Home business is also often the spawning ground for bigger business. New Zealand success stories such as Navman, Pumpkin Patch, Les Floralies and Resene - not to mention a fistful of others - have all started from a spare room or garage. What future icons are currently being born in someone's basement or back yard?

Home business also plays an important role in the community. Not only do home businesses tend to serve those within their immediate vicinity, but in an era when both partners are usually engaged in income generating activity, home business operators help to keep a daytime community presence in suburban areas, which in turn helps prevent crime.
National Home Business Week (17 - 23 October 2004) has two main objectives: firstly, to raise the profile of the home business sector and secondly, to celebrate the entrepreneurship of those ordinary - and sometimes extra-ordinary - people who take responsibility for their own future, face risk and uncertainty, and make their very definite mark on the economy and their community.

A Home Business New Zealand initiative, now in its fourth year, the Week also encourages home businesses to overcome unique challenges such as invisibility and isolation by providing opportunities to network and to upskill themselves. More details and a full Calendar of Events is available on Home Business New Zealand's HomebizBuzz web site (www.homebizbuzz.co.nz).

© Scoop Media

 
 
 
Business Headlines | Sci-Tech Headlines

 

ScoopPro: Helping The Education Sector Get More Out Of Scoop

The ScoopPro professional license includes a suite of useful information tools for professional users of Scoop including some specifically for those in the education sector to make your Scoop experience better. More>>

Big Tax Bill Due: Destiny Church Charities Deregistered

The independent Charities Registration Board has decided to remove Destiny International Trust and Te Hahi o Nga Matamua Holdings Limited from the Charities Register on 20 December 2017 because of the charities’ persistent failure to meet their annual return obligations. More>>

57 Million Users' Data: Uber Breach "Utterly Preventatable"

Cybersecurity leader Centrify says the Uber data breach of 57 million customer and driver records - which the ride-hailing company hid for more than a year - was “utterly preventable”. More>>

Scoop 3.0: How You Can Help Scoop’s Evolution

We have big plans for 2018 as we look to expand our public interest journalism coverage, upgrade our publishing infrastructure and offer even more valuable business tools to commercial users of Scoop. More>>

Having A Cow? Dairy Product Prices Slide For Fourth Straight Auction

Dairy product prices fell at the Global Dairy Trade auction, retreating for the fourth straight auction amid signs of increased production... Whole milk powder fell 2.7 percent to US$2,778 a tonne.

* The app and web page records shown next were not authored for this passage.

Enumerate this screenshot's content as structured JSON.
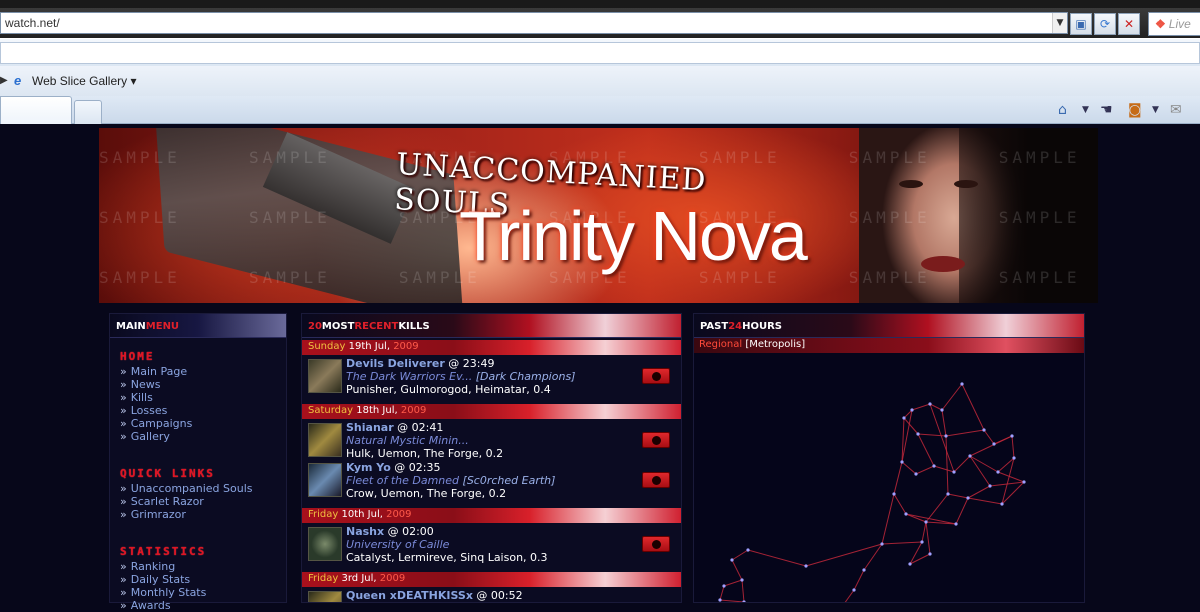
{
  "browser": {
    "address": "watch.net/",
    "search_placeholder": "Live",
    "favorites_bar": {
      "web_slice_label": "Web Slice Gallery"
    }
  },
  "banner": {
    "subtitle": "UNACCOMPANIED SOULS",
    "title": "Trinity Nova",
    "watermark": "SAMPLE"
  },
  "main_menu": {
    "head_white": "MAIN",
    "head_red": "MENU",
    "sections": [
      {
        "title": "HOME",
        "links": [
          "Main Page",
          "News",
          "Kills",
          "Losses",
          "Campaigns",
          "Gallery"
        ]
      },
      {
        "title": "QUICK LINKS",
        "links": [
          "Unaccompanied Souls",
          "Scarlet Razor",
          "Grimrazor"
        ]
      },
      {
        "title": "STATISTICS",
        "links": [
          "Ranking",
          "Daily Stats",
          "Monthly Stats",
          "Awards"
        ]
      }
    ]
  },
  "kills_panel": {
    "head_num": "20",
    "head_most": "MOST",
    "head_recent": "RECENT",
    "head_kills": "KILLS",
    "days": [
      {
        "dow": "Sunday",
        "date": "19th Jul,",
        "year": "2009"
      },
      {
        "dow": "Saturday",
        "date": "18th Jul,",
        "year": "2009"
      },
      {
        "dow": "Friday",
        "date": "10th Jul,",
        "year": "2009"
      },
      {
        "dow": "Friday",
        "date": "3rd Jul,",
        "year": "2009"
      }
    ],
    "kills": [
      {
        "name": "Devils Deliverer",
        "time": " @ 23:49",
        "corp": "The Dark Warriors Ev...",
        "alliance": "[Dark Champions]",
        "loc": "Punisher, Gulmorogod, Heimatar, 0.4"
      },
      {
        "name": "Shianar",
        "time": " @ 02:41",
        "corp": "Natural Mystic Minin...",
        "alliance": "",
        "loc": "Hulk, Uemon, The Forge, 0.2"
      },
      {
        "name": "Kym Yo",
        "time": " @ 02:35",
        "corp": "Fleet of the Damned",
        "alliance": "[Sc0rched Earth]",
        "loc": "Crow, Uemon, The Forge, 0.2"
      },
      {
        "name": "Nashx",
        "time": " @ 02:00",
        "corp": "University of Caille",
        "alliance": "",
        "loc": "Catalyst, Lermireve, Sinq Laison, 0.3"
      },
      {
        "name": "Queen xDEATHKISSx",
        "time": " @ 00:52",
        "corp": "",
        "alliance": "",
        "loc": ""
      }
    ]
  },
  "past24": {
    "head_white": "PAST",
    "head_red": "24",
    "head_white2": "HOURS",
    "region_label": "Regional",
    "region_bracket_open": " [",
    "region_name": "Metropolis",
    "region_bracket_close": "]"
  },
  "colors": {
    "accent_red": "#e0202a",
    "link_blue": "#8aa4e0",
    "background": "#07071a"
  }
}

More>>

ALSO:

Statistics: Butter At Record $5.67/Block; High Vegetable Prices

Rising dairy prices have pushed food prices up 2.7 percent in the year to October 2017, Stats NZ said today. This followed a 3.0 percent increase in the year to September 2017. More>>

ALSO:

Science: New Research Finds Herbicides Cause Antibiotic Resistance

New University of Canterbury research confirms that the active ingredients of the commonly used herbicides, RoundUp, Kamba and 2,4-D (glyphosate, dicamba and 2,4-D, respectively), each alone cause antibiotic resistance at concentrations well below label application rates. More>>

ALSO:

 
 
 
 
 
 
 
 
  • Bill Bennett on Tech